[Records excerpted from a collection]
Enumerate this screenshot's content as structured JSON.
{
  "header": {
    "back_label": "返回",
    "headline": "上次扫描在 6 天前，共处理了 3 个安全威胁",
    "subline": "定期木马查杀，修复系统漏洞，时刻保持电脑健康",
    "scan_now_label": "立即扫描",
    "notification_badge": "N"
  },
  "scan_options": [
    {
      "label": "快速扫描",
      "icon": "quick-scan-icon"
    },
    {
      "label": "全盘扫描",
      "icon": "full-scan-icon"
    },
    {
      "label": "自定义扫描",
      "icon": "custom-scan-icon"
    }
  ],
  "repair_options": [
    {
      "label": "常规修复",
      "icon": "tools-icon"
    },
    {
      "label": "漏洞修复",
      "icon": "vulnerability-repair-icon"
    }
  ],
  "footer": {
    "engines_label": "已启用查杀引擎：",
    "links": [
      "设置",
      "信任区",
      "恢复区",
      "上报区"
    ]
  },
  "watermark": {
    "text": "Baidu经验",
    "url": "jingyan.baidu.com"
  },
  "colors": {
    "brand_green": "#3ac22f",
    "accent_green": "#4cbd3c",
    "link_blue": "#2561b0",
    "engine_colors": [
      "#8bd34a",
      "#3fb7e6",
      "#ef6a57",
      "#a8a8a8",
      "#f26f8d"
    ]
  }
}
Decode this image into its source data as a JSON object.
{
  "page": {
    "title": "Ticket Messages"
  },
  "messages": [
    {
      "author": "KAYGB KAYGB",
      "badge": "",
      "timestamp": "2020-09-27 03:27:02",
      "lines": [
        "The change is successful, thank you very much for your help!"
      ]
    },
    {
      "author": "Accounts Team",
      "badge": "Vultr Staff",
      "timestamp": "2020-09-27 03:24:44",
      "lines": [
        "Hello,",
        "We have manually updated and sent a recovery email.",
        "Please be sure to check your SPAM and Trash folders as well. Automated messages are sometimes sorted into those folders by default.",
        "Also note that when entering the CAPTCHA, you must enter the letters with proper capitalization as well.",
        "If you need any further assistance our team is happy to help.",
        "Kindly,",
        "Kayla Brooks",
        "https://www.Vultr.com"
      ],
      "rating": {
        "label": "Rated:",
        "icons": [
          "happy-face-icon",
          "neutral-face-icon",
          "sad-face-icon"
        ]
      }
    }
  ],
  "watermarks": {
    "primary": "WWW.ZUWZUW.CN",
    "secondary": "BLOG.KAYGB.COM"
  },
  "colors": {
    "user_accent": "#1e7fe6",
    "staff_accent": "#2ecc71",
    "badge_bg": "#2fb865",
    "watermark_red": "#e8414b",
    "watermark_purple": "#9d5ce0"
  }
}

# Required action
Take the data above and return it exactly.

# Task result
Enumerate this screenshot's content as structured JSON.
{
  "header": {
    "back_label": "返回",
    "headline": "上次扫描在 6 天前，共处理了 3 个安全威胁",
    "subline": "定期木马查杀，修复系统漏洞，时刻保持电脑健康",
    "scan_now_label": "立即扫描",
    "notification_badge": "N"
  },
  "scan_options": [
    {
      "label": "快速扫描",
      "icon": "quick-scan-icon"
    },
    {
      "label": "全盘扫描",
      "icon": "full-scan-icon"
    },
    {
      "label": "自定义扫描",
      "icon": "custom-scan-icon"
    }
  ],
  "repair_options": [
    {
      "label": "常规修复",
      "icon": "tools-icon"
    },
    {
      "label": "漏洞修复",
      "icon": "vulnerability-repair-icon"
    }
  ],
  "footer": {
    "engines_label": "已启用查杀引擎：",
    "links": [
      "设置",
      "信任区",
      "恢复区",
      "上报区"
    ]
  },
  "watermark": {
    "text": "Baidu经验",
    "url": "jingyan.baidu.com"
  },
  "colors": {
    "brand_green": "#3ac22f",
    "accent_green": "#4cbd3c",
    "link_blue": "#2561b0",
    "engine_colors": [
      "#8bd34a",
      "#3fb7e6",
      "#ef6a57",
      "#a8a8a8",
      "#f26f8d"
    ]
  }
}
Decode this image into its source data as a JSON object.
{
  "page": {
    "title": "Ticket Messages"
  },
  "messages": [
    {
      "author": "KAYGB KAYGB",
      "badge": "",
      "timestamp": "2020-09-27 03:27:02",
      "lines": [
        "The change is successful, thank you very much for your help!"
      ]
    },
    {
      "author": "Accounts Team",
      "badge": "Vultr Staff",
      "timestamp": "2020-09-27 03:24:44",
      "lines": [
        "Hello,",
        "We have manually updated and sent a recovery email.",
        "Please be sure to check your SPAM and Trash folders as well. Automated messages are sometimes sorted into those folders by default.",
        "Also note that when entering the CAPTCHA, you must enter the letters with proper capitalization as well.",
        "If you need any further assistance our team is happy to help.",
        "Kindly,",
        "Kayla Brooks",
        "https://www.Vultr.com"
      ],
      "rating": {
        "label": "Rated:",
        "icons": [
          "happy-face-icon",
          "neutral-face-icon",
          "sad-face-icon"
        ]
      }
    }
  ],
  "watermarks": {
    "primary": "WWW.ZUWZUW.CN",
    "secondary": "BLOG.KAYGB.COM"
  },
  "colors": {
    "user_accent": "#1e7fe6",
    "staff_accent": "#2ecc71",
    "badge_bg": "#2fb865",
    "watermark_red": "#e8414b",
    "watermark_purple": "#9d5ce0"
  }
}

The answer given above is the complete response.